I have been in the back yard too much lately, pulling weeds and putting down mulch. But the biggest problem has been my lawn. I don’t take great pride in my grass, but I try not to let it become a basis for neighbors to storm my castle bearing torches. A large section of my lawn has a burned out appearance, which I attributed at first to the lack of rain and a badly functioning sprinkler system. But the news is worse; I have grubworms.

What a name—grubworms. It must be a bummer to have a compound name where each half is a really negative word. When they get into your lawn, all you can do is nuke them and lay down new grass. So this past weekend I bought half a pallet of grass and started putting it down. This is way more work than I really wanted to do, but I didn’t have much choice. When I was done, what came to mind in looking at my back yard was a badly fitting toupee. There were parts of the lawn that clearly needed more living grass coverage, and parts that had lumps that should not be there.

But it seems to me that watching people try to recover their integrity after a public fall is much like watching someone whose hairpiece falls short of the ideal. This is particularly true when they seem ambitious as well. Former House Speaker Newt Gingrich is discovering this as he puts himself forward as a presidential candidate. If he implies any change in a position, as Gingrich has with requiring Americans to purchase health insurance, people roll their eyes and say, “There he goes again.”

This may be less true with entertainment figures; Arnold Schwarzenegger is about to find out. But it is still awkward to think about Eliot Spitzer being a talk show host rather than the governor of New York. And trying to see Tiger as the good guy becomes a bit tiresome. His string of injuries, which prompted his drop from the world’s top ten golfers for the first time in 14 years, has almost served as a relief from constant discussion of his character and attitude.

I have concluded that though folks largely want to read these stories, they quickly move to a stage where they do not care about these people any more. It is really difficult to gin up the emotion time after time that would somehow make these people an example not to be followed. Instead, they are a news item, and then, history.

Andy Fastow of Enron fame has been transferred to a halfway house prior to his release from prison later this year. He is 49. What hope does he have to regain his reputation? Perhaps more than you think. It is difficult enough to find people who finish well among the general populace, much less among those whose lives have cratered. But there are exceptions. Chuck Colson, famous for being one of Richard Nixon’s hatchet men and the first member of the administration to go to prison for Watergate, bounced back from his prison term to found Prison Fellowship, an evangelical organization that has had significant influence for good. He went to prison in his mid-40’s, and he will turn 80 later this year. Perhaps Fastow will have a similar experience.

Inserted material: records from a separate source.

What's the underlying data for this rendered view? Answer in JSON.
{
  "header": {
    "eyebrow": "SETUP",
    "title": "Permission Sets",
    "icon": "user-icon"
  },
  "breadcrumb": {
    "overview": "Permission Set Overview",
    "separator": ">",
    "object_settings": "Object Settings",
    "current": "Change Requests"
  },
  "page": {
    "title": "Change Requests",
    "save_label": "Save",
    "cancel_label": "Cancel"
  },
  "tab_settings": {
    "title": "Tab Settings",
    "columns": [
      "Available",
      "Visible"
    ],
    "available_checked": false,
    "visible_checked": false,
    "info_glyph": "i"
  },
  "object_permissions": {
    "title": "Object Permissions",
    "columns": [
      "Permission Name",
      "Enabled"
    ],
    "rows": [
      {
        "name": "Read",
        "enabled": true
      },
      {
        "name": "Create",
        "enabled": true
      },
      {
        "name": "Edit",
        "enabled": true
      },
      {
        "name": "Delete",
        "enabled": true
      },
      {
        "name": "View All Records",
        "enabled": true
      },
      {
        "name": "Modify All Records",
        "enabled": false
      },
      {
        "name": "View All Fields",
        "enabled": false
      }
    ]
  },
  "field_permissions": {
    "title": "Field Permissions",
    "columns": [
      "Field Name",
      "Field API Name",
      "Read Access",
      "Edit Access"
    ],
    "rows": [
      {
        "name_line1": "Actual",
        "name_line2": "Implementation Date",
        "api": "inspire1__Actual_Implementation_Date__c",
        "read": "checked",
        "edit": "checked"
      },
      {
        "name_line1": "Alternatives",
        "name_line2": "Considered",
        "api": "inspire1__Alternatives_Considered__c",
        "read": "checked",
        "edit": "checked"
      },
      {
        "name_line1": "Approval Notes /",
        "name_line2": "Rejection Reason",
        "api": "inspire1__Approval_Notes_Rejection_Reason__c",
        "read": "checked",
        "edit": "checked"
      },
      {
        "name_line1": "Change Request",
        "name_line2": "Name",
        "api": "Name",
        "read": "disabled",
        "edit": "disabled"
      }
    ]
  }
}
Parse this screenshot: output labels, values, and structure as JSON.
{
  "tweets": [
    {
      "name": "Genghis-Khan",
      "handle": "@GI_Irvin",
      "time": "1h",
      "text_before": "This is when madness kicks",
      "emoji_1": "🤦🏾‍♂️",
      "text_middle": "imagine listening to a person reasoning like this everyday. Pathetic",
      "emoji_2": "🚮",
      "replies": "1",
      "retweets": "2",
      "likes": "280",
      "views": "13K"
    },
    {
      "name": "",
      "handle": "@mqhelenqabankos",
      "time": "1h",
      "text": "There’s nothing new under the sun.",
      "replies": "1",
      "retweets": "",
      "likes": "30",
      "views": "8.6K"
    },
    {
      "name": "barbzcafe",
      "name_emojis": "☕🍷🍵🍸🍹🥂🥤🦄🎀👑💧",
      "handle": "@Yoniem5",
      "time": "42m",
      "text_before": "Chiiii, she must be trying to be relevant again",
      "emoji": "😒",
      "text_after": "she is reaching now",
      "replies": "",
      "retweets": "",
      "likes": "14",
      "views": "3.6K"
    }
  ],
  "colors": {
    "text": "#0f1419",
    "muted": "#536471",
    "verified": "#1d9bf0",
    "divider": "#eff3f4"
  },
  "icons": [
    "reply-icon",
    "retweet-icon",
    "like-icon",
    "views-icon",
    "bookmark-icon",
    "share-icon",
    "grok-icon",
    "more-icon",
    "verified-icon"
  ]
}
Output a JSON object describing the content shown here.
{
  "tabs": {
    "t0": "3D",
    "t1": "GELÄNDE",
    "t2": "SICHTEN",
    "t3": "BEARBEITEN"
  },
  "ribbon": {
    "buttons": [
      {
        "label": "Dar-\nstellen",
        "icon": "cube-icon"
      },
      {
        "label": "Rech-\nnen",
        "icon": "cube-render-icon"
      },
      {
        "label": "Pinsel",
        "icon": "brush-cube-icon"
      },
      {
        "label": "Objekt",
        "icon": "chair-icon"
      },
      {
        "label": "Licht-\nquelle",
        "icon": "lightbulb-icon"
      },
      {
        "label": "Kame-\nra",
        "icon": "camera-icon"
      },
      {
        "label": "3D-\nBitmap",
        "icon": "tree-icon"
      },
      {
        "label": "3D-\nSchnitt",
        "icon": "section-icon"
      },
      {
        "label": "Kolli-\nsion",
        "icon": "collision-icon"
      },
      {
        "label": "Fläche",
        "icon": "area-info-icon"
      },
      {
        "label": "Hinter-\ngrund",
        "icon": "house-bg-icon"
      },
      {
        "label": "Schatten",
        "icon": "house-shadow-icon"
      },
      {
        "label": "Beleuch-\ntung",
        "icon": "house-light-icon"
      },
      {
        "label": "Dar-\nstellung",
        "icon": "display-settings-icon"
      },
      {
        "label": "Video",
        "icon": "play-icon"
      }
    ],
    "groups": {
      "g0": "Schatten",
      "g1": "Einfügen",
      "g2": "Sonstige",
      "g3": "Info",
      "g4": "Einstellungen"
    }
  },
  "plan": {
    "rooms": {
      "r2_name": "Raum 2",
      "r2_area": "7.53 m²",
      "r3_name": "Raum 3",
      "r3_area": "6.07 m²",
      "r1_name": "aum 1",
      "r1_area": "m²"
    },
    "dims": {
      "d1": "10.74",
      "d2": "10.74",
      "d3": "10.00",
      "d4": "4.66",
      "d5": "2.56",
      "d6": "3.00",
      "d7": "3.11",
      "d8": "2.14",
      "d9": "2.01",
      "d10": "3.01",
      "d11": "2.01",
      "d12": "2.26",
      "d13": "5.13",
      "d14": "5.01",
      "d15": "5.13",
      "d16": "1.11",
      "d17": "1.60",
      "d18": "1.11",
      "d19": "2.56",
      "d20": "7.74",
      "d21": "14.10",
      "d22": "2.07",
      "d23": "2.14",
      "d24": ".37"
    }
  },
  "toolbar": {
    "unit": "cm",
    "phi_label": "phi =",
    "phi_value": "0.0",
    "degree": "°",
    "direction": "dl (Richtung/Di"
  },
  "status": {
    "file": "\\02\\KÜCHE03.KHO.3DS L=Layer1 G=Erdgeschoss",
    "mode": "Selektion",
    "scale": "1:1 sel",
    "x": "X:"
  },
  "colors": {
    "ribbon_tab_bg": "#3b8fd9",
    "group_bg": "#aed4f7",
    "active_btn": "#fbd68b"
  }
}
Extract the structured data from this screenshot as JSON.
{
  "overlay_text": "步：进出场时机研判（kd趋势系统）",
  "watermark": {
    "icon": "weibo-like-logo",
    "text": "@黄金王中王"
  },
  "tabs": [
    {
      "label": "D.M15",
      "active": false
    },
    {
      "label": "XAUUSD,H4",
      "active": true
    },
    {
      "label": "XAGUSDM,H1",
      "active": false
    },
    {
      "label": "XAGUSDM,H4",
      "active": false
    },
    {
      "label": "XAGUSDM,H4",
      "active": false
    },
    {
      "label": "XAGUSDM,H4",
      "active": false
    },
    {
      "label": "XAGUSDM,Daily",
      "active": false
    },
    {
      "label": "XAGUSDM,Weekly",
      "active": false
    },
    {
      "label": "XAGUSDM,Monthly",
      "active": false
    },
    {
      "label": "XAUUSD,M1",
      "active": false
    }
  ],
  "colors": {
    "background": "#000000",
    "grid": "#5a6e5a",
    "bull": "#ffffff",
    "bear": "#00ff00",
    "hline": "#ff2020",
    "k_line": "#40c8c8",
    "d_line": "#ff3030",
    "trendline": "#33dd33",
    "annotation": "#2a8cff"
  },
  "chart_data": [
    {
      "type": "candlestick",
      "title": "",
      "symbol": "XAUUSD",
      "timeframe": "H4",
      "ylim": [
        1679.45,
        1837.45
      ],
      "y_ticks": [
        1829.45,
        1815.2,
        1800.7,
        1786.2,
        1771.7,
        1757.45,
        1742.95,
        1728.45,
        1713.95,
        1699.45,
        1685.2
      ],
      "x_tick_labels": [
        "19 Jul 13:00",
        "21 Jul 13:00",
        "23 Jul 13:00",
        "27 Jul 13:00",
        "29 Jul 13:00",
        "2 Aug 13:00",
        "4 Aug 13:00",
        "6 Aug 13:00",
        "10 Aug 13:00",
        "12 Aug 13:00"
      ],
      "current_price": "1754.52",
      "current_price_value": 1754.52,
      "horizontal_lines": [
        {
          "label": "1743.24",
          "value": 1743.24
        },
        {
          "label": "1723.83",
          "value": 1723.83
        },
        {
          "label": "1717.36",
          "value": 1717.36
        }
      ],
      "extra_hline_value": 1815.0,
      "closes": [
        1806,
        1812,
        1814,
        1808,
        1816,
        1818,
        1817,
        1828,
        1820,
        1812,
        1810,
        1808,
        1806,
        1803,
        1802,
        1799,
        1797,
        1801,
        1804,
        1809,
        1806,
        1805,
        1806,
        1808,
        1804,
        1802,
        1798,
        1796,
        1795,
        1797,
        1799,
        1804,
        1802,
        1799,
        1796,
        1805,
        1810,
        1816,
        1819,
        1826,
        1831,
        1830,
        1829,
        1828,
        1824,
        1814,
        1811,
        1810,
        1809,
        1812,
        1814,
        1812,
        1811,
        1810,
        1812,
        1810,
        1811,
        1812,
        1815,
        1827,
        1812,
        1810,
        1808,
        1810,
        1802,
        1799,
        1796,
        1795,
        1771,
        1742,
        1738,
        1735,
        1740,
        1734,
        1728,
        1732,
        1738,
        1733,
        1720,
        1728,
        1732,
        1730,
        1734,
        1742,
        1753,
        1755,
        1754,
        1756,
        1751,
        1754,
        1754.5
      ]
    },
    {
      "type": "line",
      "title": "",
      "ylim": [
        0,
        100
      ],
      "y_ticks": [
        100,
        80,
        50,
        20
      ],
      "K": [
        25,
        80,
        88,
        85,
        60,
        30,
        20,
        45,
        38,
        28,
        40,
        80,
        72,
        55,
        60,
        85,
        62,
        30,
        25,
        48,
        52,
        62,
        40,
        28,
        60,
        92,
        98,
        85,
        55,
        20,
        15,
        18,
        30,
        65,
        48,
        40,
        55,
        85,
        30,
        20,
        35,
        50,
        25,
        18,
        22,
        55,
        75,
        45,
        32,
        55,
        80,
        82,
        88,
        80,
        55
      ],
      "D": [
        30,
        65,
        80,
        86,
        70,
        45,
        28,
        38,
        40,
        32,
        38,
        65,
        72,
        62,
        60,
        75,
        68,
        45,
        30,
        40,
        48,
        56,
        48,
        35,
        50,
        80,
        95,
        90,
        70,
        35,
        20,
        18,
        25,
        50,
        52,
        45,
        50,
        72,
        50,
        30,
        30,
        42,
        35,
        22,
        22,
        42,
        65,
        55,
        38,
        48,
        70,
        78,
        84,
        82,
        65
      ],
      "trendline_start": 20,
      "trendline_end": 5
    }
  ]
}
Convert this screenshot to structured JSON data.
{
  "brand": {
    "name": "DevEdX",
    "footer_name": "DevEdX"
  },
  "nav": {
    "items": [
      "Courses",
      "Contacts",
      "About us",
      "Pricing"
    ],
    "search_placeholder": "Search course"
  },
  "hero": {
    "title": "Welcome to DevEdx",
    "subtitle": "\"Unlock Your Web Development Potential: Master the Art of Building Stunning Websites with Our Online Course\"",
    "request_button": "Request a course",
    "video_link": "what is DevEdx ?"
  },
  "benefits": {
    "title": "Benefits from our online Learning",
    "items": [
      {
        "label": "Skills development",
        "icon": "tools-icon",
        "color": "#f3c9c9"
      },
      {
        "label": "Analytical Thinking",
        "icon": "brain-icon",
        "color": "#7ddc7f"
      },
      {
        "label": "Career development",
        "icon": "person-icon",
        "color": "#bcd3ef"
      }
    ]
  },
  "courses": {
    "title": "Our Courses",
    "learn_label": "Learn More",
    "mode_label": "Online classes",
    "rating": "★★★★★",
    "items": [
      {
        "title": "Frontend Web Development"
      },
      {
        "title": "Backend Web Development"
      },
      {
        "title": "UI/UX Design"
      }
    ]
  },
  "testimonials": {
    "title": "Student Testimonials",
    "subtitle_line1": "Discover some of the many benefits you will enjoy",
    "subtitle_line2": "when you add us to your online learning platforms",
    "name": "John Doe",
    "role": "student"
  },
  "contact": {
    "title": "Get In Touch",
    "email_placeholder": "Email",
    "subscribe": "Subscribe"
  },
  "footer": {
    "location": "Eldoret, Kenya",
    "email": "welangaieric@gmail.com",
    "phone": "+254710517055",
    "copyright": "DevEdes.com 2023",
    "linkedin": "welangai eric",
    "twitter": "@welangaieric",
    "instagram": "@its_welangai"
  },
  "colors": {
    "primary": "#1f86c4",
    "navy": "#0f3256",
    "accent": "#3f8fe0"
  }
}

But it is not easy. Grubworms eat the roots, and that’s why my work in the back yard is so painful and unsatisfying. Who wants to stay after it year after year, when it would be much easier to move to a condo? (I have suggested this on more than one occasion to my wife.) It would be very difficult to do it to please others. There probably has to be a genuine inner transformation that withstands the catcalls, the snickers, the derision, and the lingering bitterness that big mistakes bring.

Because, in the end, recovered integrity is just like a badly fitting toupee. People may smile and treat you the same. But, despite their best intentions, they can’t help but notice.